“He had a bracket above his head that textbooks could be slid into, and I remember him studying Hamlet,” Keneally says. “His mother was always there, turning pages and changing books, and that’s how he studied.”
Some time later, he learned the boy had died when a power cut rendered his iron lung useless.
Dr Peter Hobbins, a medical historian at the Australian National Maritime Museum, says polio was still killing children into the 1950s.
“It was a reality of life in Australia. A lot of people don’t realise how many diseases were rampant until relatively recently. There’s a reduced visibility of the consequences of these diseases, people don’t appreciate the fear parents felt of sending a child to school and possibly having them not come back into the family,” he says.
“Thankfully we are not seeing new cases of polio, but there are still people living with the consequences of the disease, and they feel forgotten.”
Not that there weren’t triumphs, notably the eradication of smallpox, which Isaacs says killed up to one in three babies in the London of the 18th and early 19th centuries. A campaign by the World Health Organization, starting in 1967, saw it wiped out by 1980.
The first smallpox vaccinations in Australia were given in the early 1800s. That was no good to the people of the Eora nation. In 1789, a disease believed to be smallpox was introduced by the colonists. It tore through the Aboriginal population of Sydney, killing up to 70%.
While smallpox is no longer a threat, MacIntyre warns that diseases we have almost forgotten can easily return if vaccination rates slip.
“One example is the fall of the Soviet Union,” she says. “There were good vaccination programs, and then when the Soviet Union fell, many stopped being conducted.”
As a result, cases of diphtheria, which had been almost unheard of due to vaccination, reached 140,000, and the disease killed 4,000 children and young adults.
“If we stopped vaccinating against diphtheria here, we would see the same,” MacIntyre says.
Despite their life-saving properties, vaccines have often been greeted with suspicion. Hobbins says a tragedy in 1928 had an impact on diphtheria vaccination rates – but it may also have ultimately increased vaccine safety.
“It became known as the Bundaberg Tragedy, or the Serum Tragedy. A batch of diphtheria vaccine contaminated with Staphylococcus aureus was injected in high doses into 20 children, and 12 died,” he says.
“An outbreak of diphtheria could potentially kill 12 children in 20, but that event set the course of vaccination back several years. But one consequence of the tragedy was a rise in manufacturing and quality testing standards, which drastically reduced the risk of that vaccines might become contaminated.”
While vaccine mandates are sometimes raised as a counter to vaccine hesitancy, they can backfire. In Defeating the Ministers of Death, Isaacs writes of 80,000-strong protests in the UK city of Leicester in the late 19th century, in response to a smallpox vaccine mandate.
“I truly believe in negotiation and respecting people’s intelligence, because vaccine hesitancy is not about intelligence.

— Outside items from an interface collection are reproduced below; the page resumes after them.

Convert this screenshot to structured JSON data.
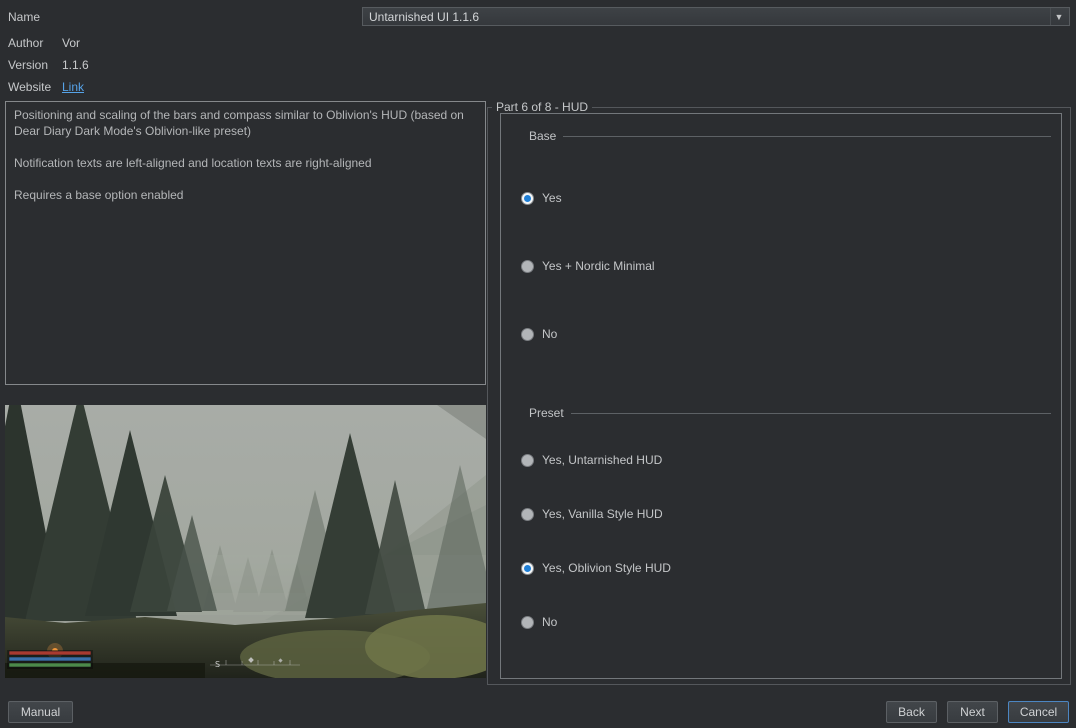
{
  "meta": {
    "name_label": "Name",
    "author_label": "Author",
    "author_value": "Vor",
    "version_label": "Version",
    "version_value": "1.1.6",
    "website_label": "Website",
    "website_value": "Link"
  },
  "mod_select": {
    "value": "Untarnished UI 1.1.6",
    "arrow_icon": "▼"
  },
  "description": {
    "paragraphs": [
      "Positioning and scaling of the bars and compass similar to Oblivion's HUD (based on Dear Diary Dark Mode's Oblivion-like preset)",
      "Notification texts are left-aligned and location texts are right-aligned",
      "Requires a base option enabled"
    ]
  },
  "step": {
    "title": "Part 6 of 8 - HUD",
    "groups": [
      {
        "label": "Base",
        "options": [
          {
            "label": "Yes",
            "selected": true
          },
          {
            "label": "Yes + Nordic Minimal",
            "selected": false
          },
          {
            "label": "No",
            "selected": false
          }
        ]
      },
      {
        "label": "Preset",
        "options": [
          {
            "label": "Yes, Untarnished HUD",
            "selected": false
          },
          {
            "label": "Yes, Vanilla Style HUD",
            "selected": false
          },
          {
            "label": "Yes, Oblivion Style HUD",
            "selected": true
          },
          {
            "label": "No",
            "selected": false
          }
        ]
      }
    ]
  },
  "footer": {
    "manual_label": "Manual",
    "back_label": "Back",
    "next_label": "Next",
    "cancel_label": "Cancel"
  },
  "colors": {
    "accent_blue": "#1f7fd6",
    "link_blue": "#56a3e8",
    "hud_health": "#a93a30",
    "hud_magicka": "#3a6fa8",
    "hud_stamina": "#4c8a4a"
  }
}
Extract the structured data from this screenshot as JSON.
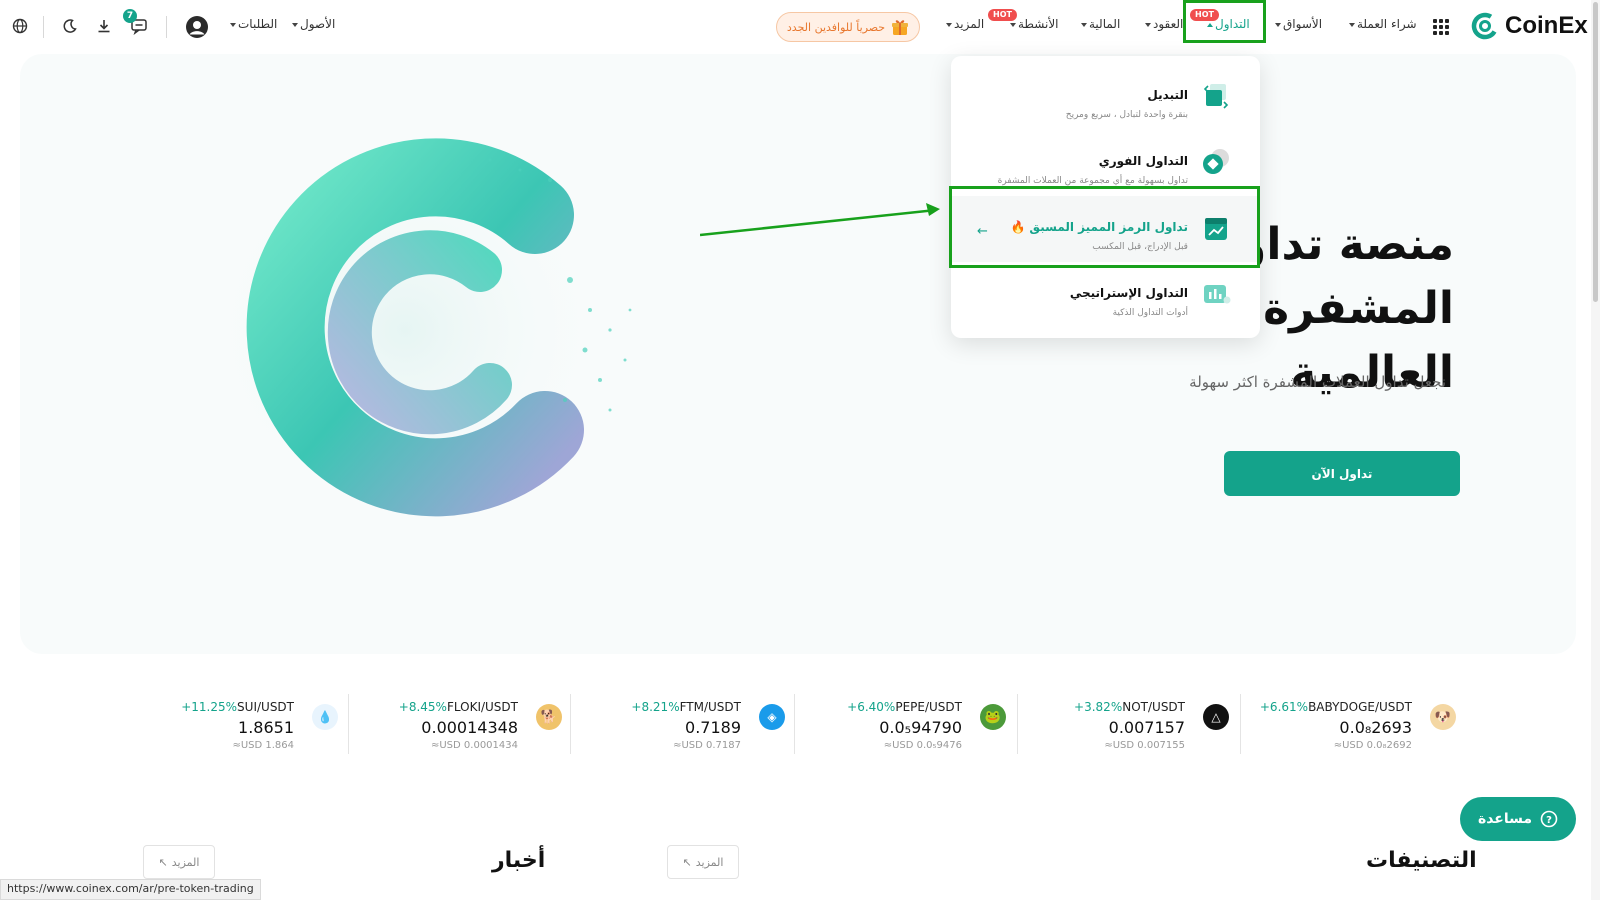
{
  "brand": {
    "name": "CoinEx",
    "accent": "#14a38b",
    "highlight": "#18a11c"
  },
  "nav": {
    "buy_crypto": "شراء العملة",
    "markets": "الأسواق",
    "trade": "التداول",
    "futures": "العقود",
    "finance": "المالية",
    "activities": "الأنشطة",
    "more": "المزيد",
    "hot": "HOT",
    "promo": "حصرياً للوافدين الجدد",
    "assets": "الأصول",
    "orders": "الطلبات",
    "notifications_count": "7"
  },
  "hero": {
    "title_line1": "منصة تداول العملات المشفرة",
    "title_line2": "العالمية",
    "subtitle": "نجعل تداول العملات المشفرة اكثر سهولة",
    "cta": "تداول الآن"
  },
  "dropdown": {
    "items": [
      {
        "title": "التبديل",
        "desc": "بنقرة واحدة لتبادل ، سريع ومريح"
      },
      {
        "title": "التداول الفوري",
        "desc": "تداول بسهولة مع أي مجموعة من العملات المشفرة"
      },
      {
        "title": "تداول الرمز المميز المسبق",
        "desc": "قبل الإدراج، قبل المكسب"
      },
      {
        "title": "التداول الإستراتيجي",
        "desc": "أدوات التداول الذكية"
      }
    ]
  },
  "tickers": [
    {
      "pair": "BABYDOGE/USDT",
      "change": "+6.61%",
      "price": "0.0₈2693",
      "usd": "≈USD 0.0₈2692",
      "icon": "babydoge-icon"
    },
    {
      "pair": "NOT/USDT",
      "change": "+3.82%",
      "price": "0.007157",
      "usd": "≈USD 0.007155",
      "icon": "not-icon"
    },
    {
      "pair": "PEPE/USDT",
      "change": "+6.40%",
      "price": "0.0₅94790",
      "usd": "≈USD 0.0₅9476",
      "icon": "pepe-icon"
    },
    {
      "pair": "FTM/USDT",
      "change": "+8.21%",
      "price": "0.7189",
      "usd": "≈USD 0.7187",
      "icon": "ftm-icon"
    },
    {
      "pair": "FLOKI/USDT",
      "change": "+8.45%",
      "price": "0.00014348",
      "usd": "≈USD 0.0001434",
      "icon": "floki-icon"
    },
    {
      "pair": "SUI/USDT",
      "change": "+11.25%",
      "price": "1.8651",
      "usd": "≈USD 1.864",
      "icon": "sui-icon"
    }
  ],
  "bottom": {
    "rankings": "التصنيفات",
    "news": "أخبار",
    "more": "المزيد",
    "help": "مساعدة"
  },
  "statusbar": {
    "url": "https://www.coinex.com/ar/pre-token-trading"
  }
}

A lot of hesitancy is based on fear and misunderstanding, and we don’t want to alienate people,” he says.
“Then you can sometimes bring people around if you’ve developed a close relationship, which is why I’m a firm believer in using GPs to get those messages out.”

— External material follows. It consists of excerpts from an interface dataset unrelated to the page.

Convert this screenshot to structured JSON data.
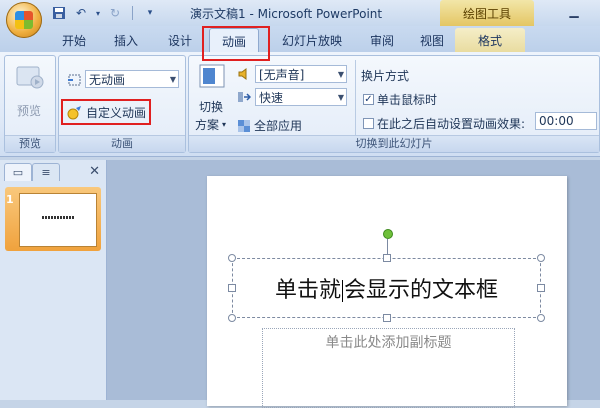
{
  "title_bar": {
    "title": "演示文稿1 - Microsoft PowerPoint",
    "context_tool": "绘图工具"
  },
  "tabs": [
    "开始",
    "插入",
    "设计",
    "动画",
    "幻灯片放映",
    "审阅",
    "视图",
    "格式"
  ],
  "ribbon": {
    "preview_group": {
      "button": "预览",
      "label": "预览"
    },
    "animation_group": {
      "animate_dropdown": "无动画",
      "custom_animation": "自定义动画",
      "label": "动画"
    },
    "transition_group": {
      "switch_scheme_line1": "切换",
      "switch_scheme_line2": "方案",
      "sound_dropdown": "[无声音]",
      "speed_dropdown": "快速",
      "apply_all": "全部应用",
      "advance_title": "换片方式",
      "on_click": "单击鼠标时",
      "auto_after": "在此之后自动设置动画效果:",
      "auto_time": "00:00",
      "label": "切换到此幻灯片"
    }
  },
  "slide_panel": {
    "slide_number": "1"
  },
  "slide": {
    "title_part1": "单击就",
    "title_part2": "会显示的文本框",
    "subtitle_placeholder": "单击此处添加副标题"
  },
  "colors": {
    "highlight": "#e02020",
    "thumb_selected": "#f0a23d"
  }
}
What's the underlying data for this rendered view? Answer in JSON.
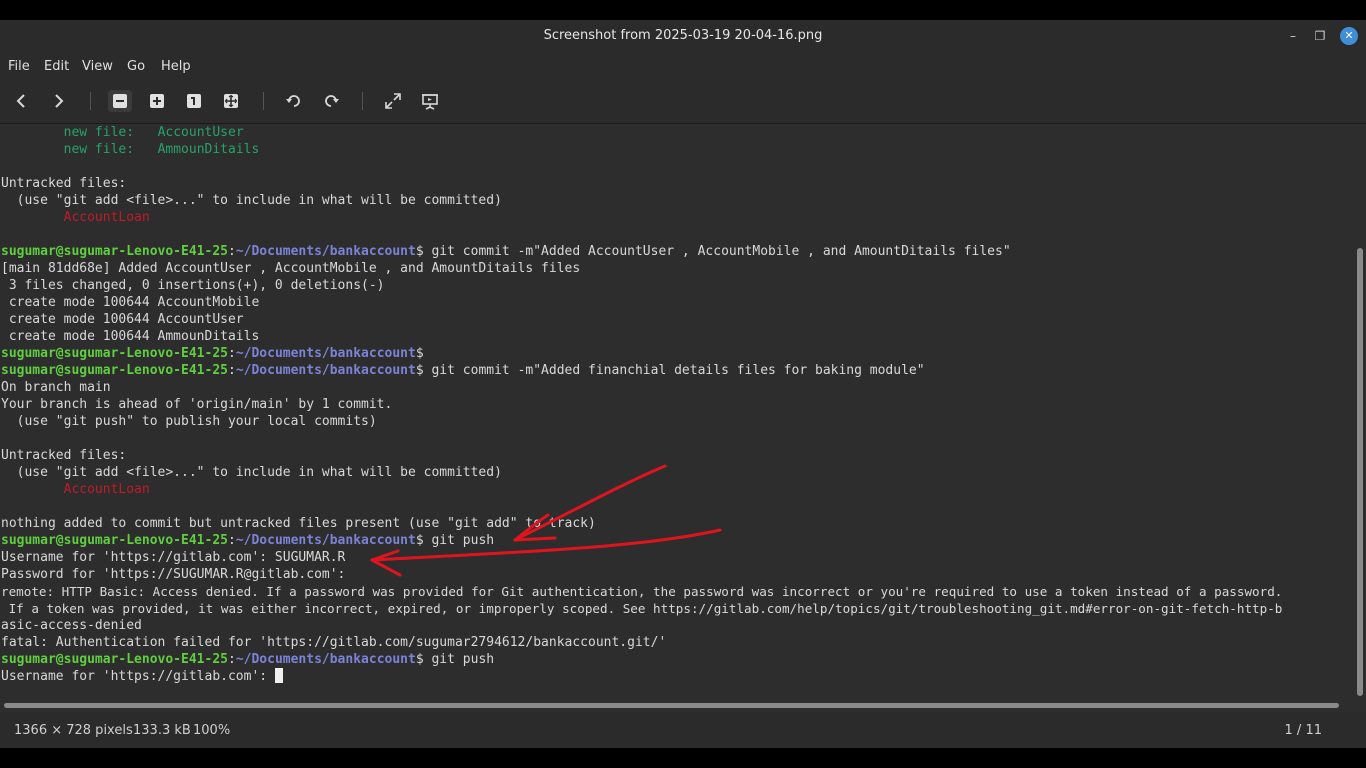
{
  "window": {
    "title": "Screenshot from 2025-03-19 20-04-16.png",
    "min_glyph": "–",
    "max_glyph": "❐",
    "close_glyph": "✕"
  },
  "menu": [
    "File",
    "Edit",
    "View",
    "Go",
    "Help"
  ],
  "terminal": {
    "prompt_user": "sugumar@sugumar-Lenovo-E41-25",
    "prompt_path": "~/Documents/bankaccount",
    "lines": {
      "l0_label": "new file:",
      "l0_value": "AccountUser",
      "l1_label": "new file:",
      "l1_value": "AmmounDitails",
      "l3": "Untracked files:",
      "l4": "  (use \"git add <file>...\" to include in what will be committed)",
      "l5": "AccountLoan",
      "l7_cmd": "$ git commit -m\"Added AccountUser , AccountMobile , and AmountDitails files\"",
      "l8": "[main 81dd68e] Added AccountUser , AccountMobile , and AmountDitails files",
      "l9": " 3 files changed, 0 insertions(+), 0 deletions(-)",
      "l10": " create mode 100644 AccountMobile",
      "l11": " create mode 100644 AccountUser",
      "l12": " create mode 100644 AmmounDitails",
      "l13_cmd": "$",
      "l14_cmd": "$ git commit -m\"Added financhial details files for baking module\"",
      "l15": "On branch main",
      "l16": "Your branch is ahead of 'origin/main' by 1 commit.",
      "l17": "  (use \"git push\" to publish your local commits)",
      "l19": "Untracked files:",
      "l20": "  (use \"git add <file>...\" to include in what will be committed)",
      "l21": "AccountLoan",
      "l23": "nothing added to commit but untracked files present (use \"git add\" to track)",
      "l24_cmd": "$ git push",
      "l25": "Username for 'https://gitlab.com': SUGUMAR.R",
      "l26": "Password for 'https://SUGUMAR.R@gitlab.com':",
      "l27": "remote: HTTP Basic: Access denied. If a password was provided for Git authentication, the password was incorrect or you're required to use a token instead of a password.",
      "l28": " If a token was provided, it was either incorrect, expired, or improperly scoped. See https://gitlab.com/help/topics/git/troubleshooting_git.md#error-on-git-fetch-http-b",
      "l29": "asic-access-denied",
      "l30": "fatal: Authentication failed for 'https://gitlab.com/sugumar2794612/bankaccount.git/'",
      "l31_cmd": "$ git push",
      "l32": "Username for 'https://gitlab.com': "
    }
  },
  "status": {
    "dimensions": "1366 × 728 pixels",
    "size": "133.3 kB",
    "zoom": "100%",
    "page": "1 / 11"
  },
  "colors": {
    "annotation": "#e0141e",
    "staged_file": "#26a269",
    "untracked_file": "#c01c28",
    "prompt_user": "#5fcf3d",
    "prompt_path": "#7b83d6"
  }
}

Still, Australians are very supportive of childhood immunisation, he says.
“Our uptake of routine childhood immunisations is about 95%. That’s enough to give you herd immunity, so that there’s no endemic spread of measles at all.”
“Australia has had high rates of vaccination. Anti-vaxxers are around 2%, which is not that much,” she says.

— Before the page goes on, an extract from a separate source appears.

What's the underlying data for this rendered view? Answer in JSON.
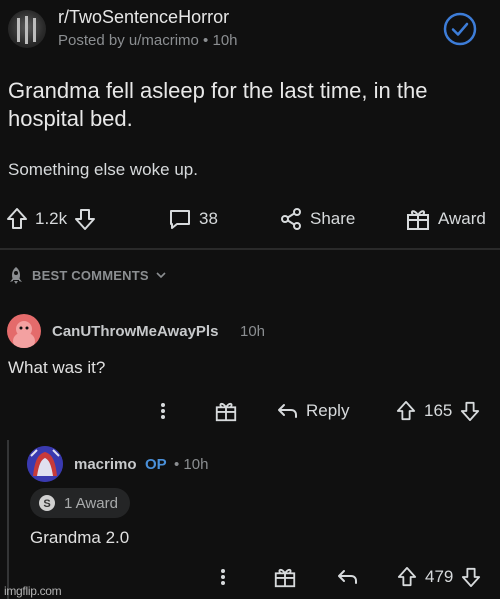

“It’s not so much vaccine hesitancy as vaccine confusion [with Covid-19 vaccines]. I believe we can achieve good rates of vaccination [against Covid-19] in Australia.”
As for committed anti-vaxxers, Tom Keneally knows what he would like to do to try to shift their perspective.
“I’d like to take anti-vaxxers back in time to my childhood. There would be a story on every street which could change their minds.”
This content was originally published here.